Elizabeth Bassett, Contributor
Down at the End of the Earth, in Ushuaia, Argentina, the southernmost populated town on the planet, life unfolds much as it does in Vermont. Tax incentives lure new business, like assembly plants for cell phones and computers; a glacier that provides potable water to Ushuaia’s 90,000 souls is expected to disappear within ten years; and Brazilians who love to ski are visiting in much smaller numbers because their economy is on the rocks.
Why does this matter to readers of Out-Doors? Our world is so interconnected that stories unfolding half a world away will likely influence our future. They certainly offer cautionary tales.
Ushuaia is on Tierra del Fuego, Land of Fire, an island separated from the rest of South America by the Strait of Magellan. Pumas once roamed the land as apex predators, much like our catamounts of yore. Pumas kept the population of native guanacos, a genetic parent of the llama, in check. But the pumas are gone, and now only a hunting season keeps the guanaco population from becoming unsustainable. For the record, well-prepared guanaco filet is scrumptious!

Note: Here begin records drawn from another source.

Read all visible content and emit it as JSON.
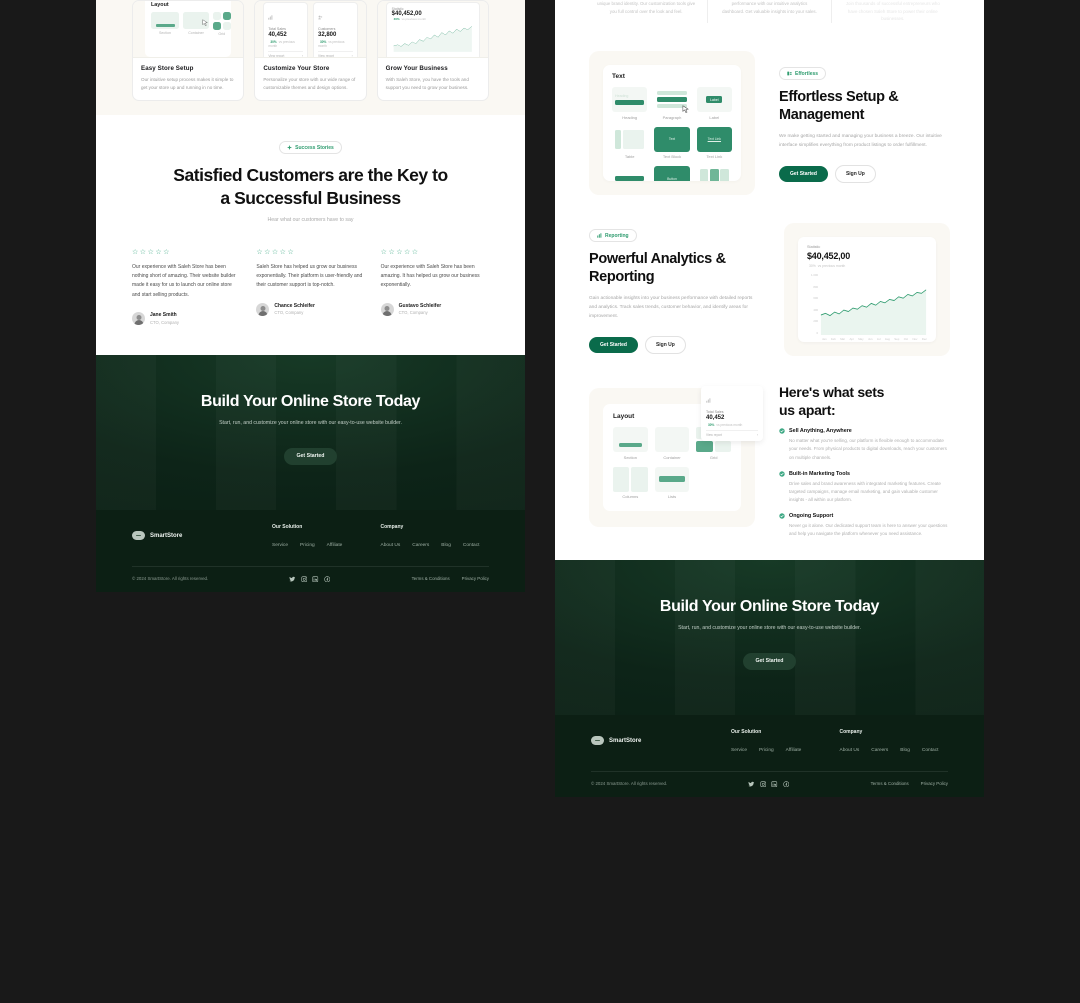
{
  "feature_cards": [
    {
      "title": "Easy Store Setup",
      "desc": "Our intuitive setup process makes it simple to get your store up and running in no time.",
      "visual": "layout-builder"
    },
    {
      "title": "Customize Your Store",
      "desc": "Personalize your store with our wide range of customizable themes and design options.",
      "visual": "stat-cards"
    },
    {
      "title": "Grow Your Business",
      "desc": "With Saleh Store, you have the tools and support you need to grow your business.",
      "visual": "sales-chart"
    }
  ],
  "mini_layout": {
    "title": "Layout",
    "cells": [
      "Section",
      "Container",
      "Grid"
    ]
  },
  "mini_stats": [
    {
      "label": "Total Sales",
      "value": "40,452",
      "delta": "30%",
      "delta_note": "vs previous month",
      "action": "View report"
    },
    {
      "label": "Customers",
      "value": "32,800",
      "delta": "30%",
      "delta_note": "vs previous month",
      "action": "View report"
    }
  ],
  "mini_chart": {
    "label": "Statistic",
    "value": "$40,452,00",
    "delta": "30%",
    "delta_note": "vs previous month"
  },
  "testimonials_section": {
    "badge": "Success Stories",
    "badge_icon": "sparkle-icon",
    "heading_line1": "Satisfied Customers are the Key to",
    "heading_line2": "a Successful Business",
    "subheading": "Hear what our customers have to say",
    "items": [
      {
        "stars": 5,
        "quote": "Our experience with Saleh Store has been nothing short of amazing. Their website builder made it easy for us to launch our online store and start selling products.",
        "name": "Jane Smith",
        "role": "CTO, Company"
      },
      {
        "stars": 5,
        "quote": "Saleh Store has helped us grow our business exponentially. Their platform is user-friendly and their customer support is top-notch.",
        "name": "Chance Schleifer",
        "role": "CTO, Company"
      },
      {
        "stars": 5,
        "quote": "Our experience with Saleh Store has been amazing. It has helped us grow our business exponentially.",
        "name": "Gustavo Schleifer",
        "role": "CTO, Company"
      }
    ]
  },
  "cta": {
    "heading": "Build Your Online Store Today",
    "subtext": "Start, run, and customize your online store with our easy-to-use website builder.",
    "button": "Get Started"
  },
  "footer": {
    "brand": "SmartStore",
    "columns": [
      {
        "title": "Our Solution",
        "links": [
          "Service",
          "Pricing",
          "Affiliate"
        ]
      },
      {
        "title": "Company",
        "links": [
          "About Us",
          "Careers",
          "Blog",
          "Contact"
        ]
      }
    ],
    "copyright": "© 2024 SmartStore. All rights reserved.",
    "legal": [
      "Terms & Conditions",
      "Privacy Policy"
    ],
    "social": [
      "twitter-icon",
      "instagram-icon",
      "linkedin-icon",
      "facebook-icon"
    ]
  },
  "right_top_fade": [
    "unique brand identity. Our customization tools give you full control over the look and feel.",
    "performance with our intuitive analytics dashboard. Get valuable insights into your sales.",
    "Join thousands of successful entrepreneurs who have chosen Saleh Store to power their online businesses."
  ],
  "effortless_section": {
    "badge": "Effortless",
    "badge_icon": "panel-icon",
    "heading": "Effortless Setup & Management",
    "paragraph": "We make getting started and managing your business a breeze. Our intuitive interface simplifies everything from product listings to order fulfillment.",
    "primary_button": "Get Started",
    "secondary_button": "Sign Up",
    "card": {
      "title": "Text",
      "tiles": [
        "Heading",
        "Paragraph",
        "Label",
        "Table",
        "Text Block",
        "Text Link"
      ],
      "tile_inner_labels": {
        "heading": "Heading",
        "label": "Label",
        "text_block": "Text",
        "text_link": "Text Link",
        "button": "Button"
      }
    }
  },
  "reporting_section": {
    "badge": "Reporting",
    "badge_icon": "chart-icon",
    "heading": "Powerful Analytics & Reporting",
    "paragraph": "Gain actionable insights into your business performance with detailed reports and analytics. Track sales trends, customer behavior, and identify areas for improvement.",
    "primary_button": "Get Started",
    "secondary_button": "Sign Up",
    "card": {
      "label": "Statistic",
      "value": "$40,452,00",
      "delta": "30%",
      "delta_note": "vs previous month"
    }
  },
  "apart_section": {
    "heading_line1": "Here's what sets",
    "heading_line2": "us apart:",
    "items": [
      {
        "title": "Sell Anything, Anywhere",
        "desc": "No matter what you're selling, our platform is flexible enough to accommodate your needs. From physical products to digital downloads, reach your customers on multiple channels."
      },
      {
        "title": "Built-in Marketing Tools",
        "desc": "Drive sales and brand awareness with integrated marketing features. Create targeted campaigns, manage email marketing, and gain valuable customer insights - all within our platform."
      },
      {
        "title": "Ongoing Support",
        "desc": "Never go it alone. Our dedicated support team is here to answer your questions and help you navigate the platform whenever you need assistance."
      }
    ],
    "card": {
      "title": "Layout",
      "cells": [
        "Section",
        "Container",
        "Grid",
        "Columns",
        "Lists"
      ],
      "floating_stat": {
        "label": "Total Sales",
        "value": "40,452",
        "delta": "30%",
        "delta_note": "vs previous month",
        "action": "View report"
      }
    }
  },
  "chart_data": {
    "type": "area",
    "title": "Statistic",
    "categories": [
      "Jan",
      "Feb",
      "Mar",
      "Apr",
      "May",
      "Jun",
      "Jul",
      "Aug",
      "Sep",
      "Oct",
      "Nov",
      "Dec"
    ],
    "ytick_labels": [
      "1.000",
      "800",
      "600",
      "400",
      "200",
      "0"
    ],
    "values": [
      310,
      340,
      300,
      360,
      330,
      395,
      370,
      430,
      410,
      470,
      445,
      510,
      480,
      545,
      520,
      580,
      560,
      625,
      600,
      665,
      640,
      700,
      685,
      745
    ],
    "xlabel": "",
    "ylabel": "",
    "ylim": [
      0,
      1000
    ],
    "grid": false,
    "legend": "none",
    "accent": "#2f9c6f"
  },
  "colors": {
    "accent_green": "#0a6b4b",
    "badge_green": "#2f9c6f",
    "dark_green": "#0d2418",
    "footer_green": "#0c1f14",
    "cream": "#faf8f3",
    "page_bg": "#191919"
  }
}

South America, like the United States and Canada, was populated by massive immigration, mostly from Europe. Its native population migrated across a land bridge from Asia during the last Ice Age, 10–15,000 years ago. European explorers brought diseases that killed many natives and introduced invasive plants and animals. Much as the United States is home to non-native starlings, wild boar and Burmese pythons, Tierra del Fuego is now overrun with beavers and bunnies. Vermonters know what beavers and bunnies do without natural predators. Flooded homes, pastures and roads have pressured the Argentine government to order the culling of 100,000 beavers. They are seeking specialists for the kill; if you have this skill set and yearn to travel to the far ends of the earth, this might be your chance.
High in the Andes two enormous ice fields, the Northern and Southern Patagonian, produce dozens of glaciers. Moisture flowing across the Pacific Ocean hits the high peaks of the Andes and turns to snow. This snow compresses to form glacial ice from which glaciers eventually flow to lower elevations where they melt into rivers and the sea. The rate of melting in the Patagonian Ice Fields since the year 2000 is half again what it was during the previous 30 years. From both land and the air these rivers of ice appear vast, but they are shrinking, and with that melting comes rising sea levels.

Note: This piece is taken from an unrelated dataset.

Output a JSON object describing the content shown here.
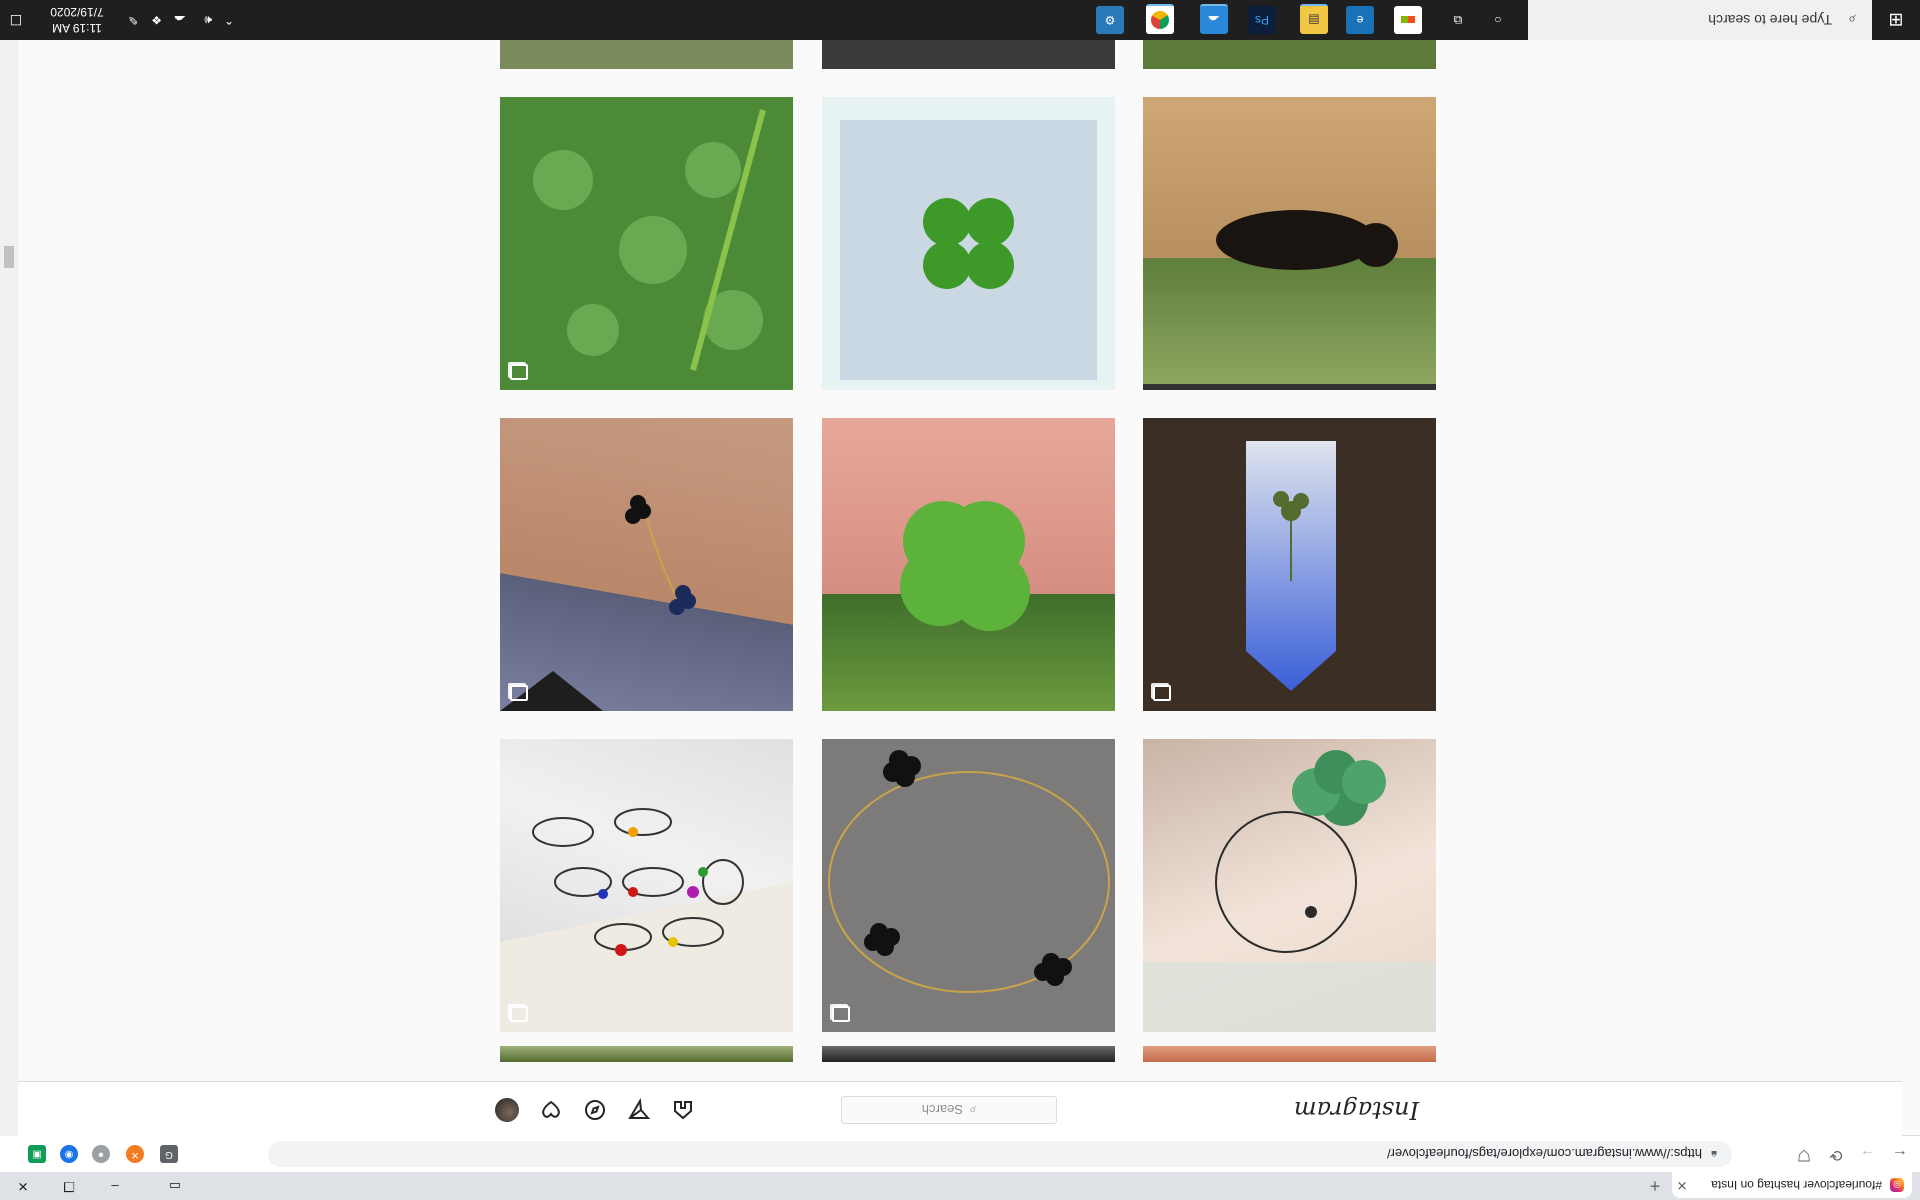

In addition to its stunning statues, Easter Island has a history of environmental collapse. The small volcanic island, a mere 63 square miles, was once 70 percent covered by trees. As the population grew from its original Polynesian settlers to an estimated 20,000 or more by the year 1600, islanders cut trees to make fishing boats, to make room for crops like taro and sweet potatoes, and possibly to move the island’s famous statues or moai. It’s also possible that an introduced Polynesian rat may have devoured seeds that would have germinated into young trees. Once the island was deforested less rain fell and, with little vegetation to decompose, soil fertility was depleted. With no trees for making boats, the islanders could no longer go to sea to fish. The island could not support its population. Tribes fought a civil war, decimating the population and toppling each other’s moai. After a century of warfare the number of islanders plummeted to just a few thousand. By the end of the 19th century introduced diseases had reduced the population to a mere 111. Today there are about 3,000 Rapa Nui, as the natives call themselves, and another 4,000 mainland workers to host the 120,000 tourists who arrive each year. Four thousand horses roam the island, devouring its grasses and reproducing freely—Easter Island’s next environmental time bomb.

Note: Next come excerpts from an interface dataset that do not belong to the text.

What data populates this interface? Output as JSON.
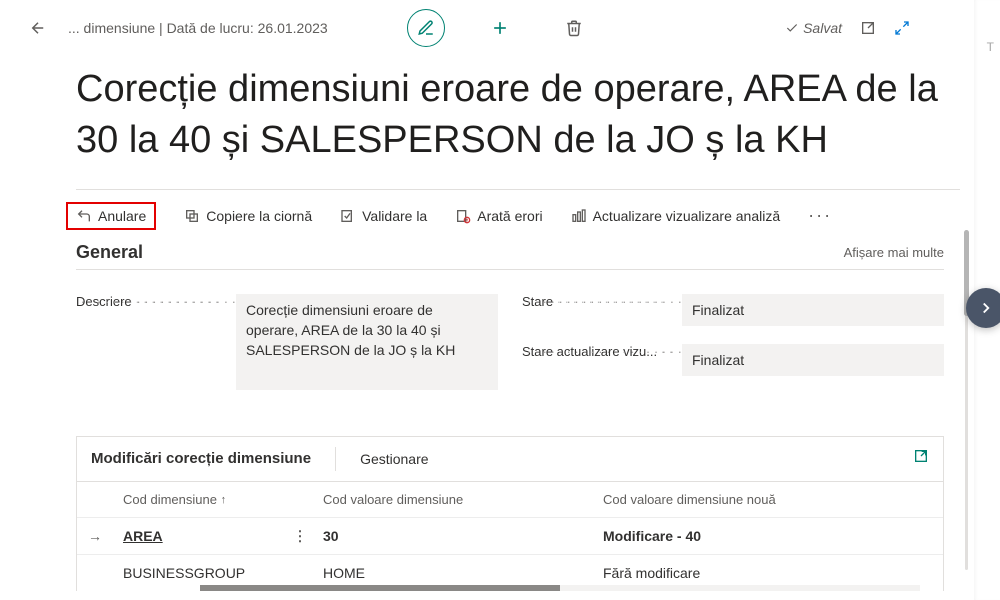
{
  "header": {
    "breadcrumb": "... dimensiune | Dată de lucru: 26.01.2023",
    "saved_label": "Salvat",
    "title": "Corecție dimensiuni eroare de operare, AREA de la 30 la 40 și SALESPERSON de la JO ș la KH"
  },
  "actions": {
    "undo": "Anulare",
    "copy": "Copiere la ciornă",
    "validate": "Validare la",
    "show_errors": "Arată erori",
    "refresh_view": "Actualizare vizualizare analiză"
  },
  "general": {
    "section_title": "General",
    "show_more": "Afișare mai multe",
    "fields": {
      "description_label": "Descriere",
      "description_value": "Corecție dimensiuni eroare de operare, AREA de la 30 la 40 și SALESPERSON de la JO ș la KH",
      "state_label": "Stare",
      "state_value": "Finalizat",
      "viz_state_label": "Stare actualizare vizu...",
      "viz_state_value": "Finalizat"
    }
  },
  "subgrid": {
    "title": "Modificări corecție dimensiune",
    "manage": "Gestionare",
    "columns": {
      "dim_code": "Cod dimensiune",
      "dim_value": "Cod valoare dimensiune",
      "new_dim_value": "Cod valoare dimensiune nouă"
    },
    "rows": [
      {
        "active": true,
        "dim": "AREA",
        "val": "30",
        "new": "Modificare - 40"
      },
      {
        "active": false,
        "dim": "BUSINESSGROUP",
        "val": "HOME",
        "new": "Fără modificare"
      }
    ]
  },
  "right_hints": {
    "h1": "",
    "h2": "T"
  }
}
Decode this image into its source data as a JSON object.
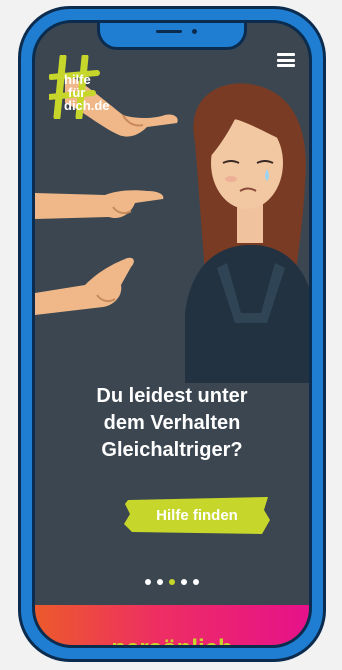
{
  "logo": {
    "lines": [
      "hilfe",
      "für",
      "dich.de"
    ]
  },
  "hero": {
    "headline_lines": [
      "Du leidest unter",
      "dem Verhalten",
      "Gleichaltriger?"
    ],
    "cta_label": "Hilfe finden"
  },
  "carousel": {
    "count": 5,
    "active_index": 2
  },
  "next_section": {
    "title": "persönlich"
  },
  "icons": {
    "menu": "hamburger-menu-icon",
    "logo_mark": "hash-logo-icon"
  },
  "colors": {
    "frame": "#1f7ed1",
    "frame_outline": "#0b2c4e",
    "screen_bg": "#3b4650",
    "accent": "#c6d62a",
    "gradient_start": "#ec5a2b",
    "gradient_end": "#e6118a"
  }
}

Where are we headed? How can it be that, in the 21st century, mankind cannot, or chooses not to, solve our vexing environmental problems?
Seven hundred years ago the Rapa Nui carved more than a thousand moai from volcanic tuff using tools made of harder basalt. They moved 900 of these statues, as tall as 33 feet and weighing up to 86 tons, across rolling terrain for up to 14 miles without using wheels.
We can certainly solve our environmental problems—if only, like the Rapa Nui, we have the will.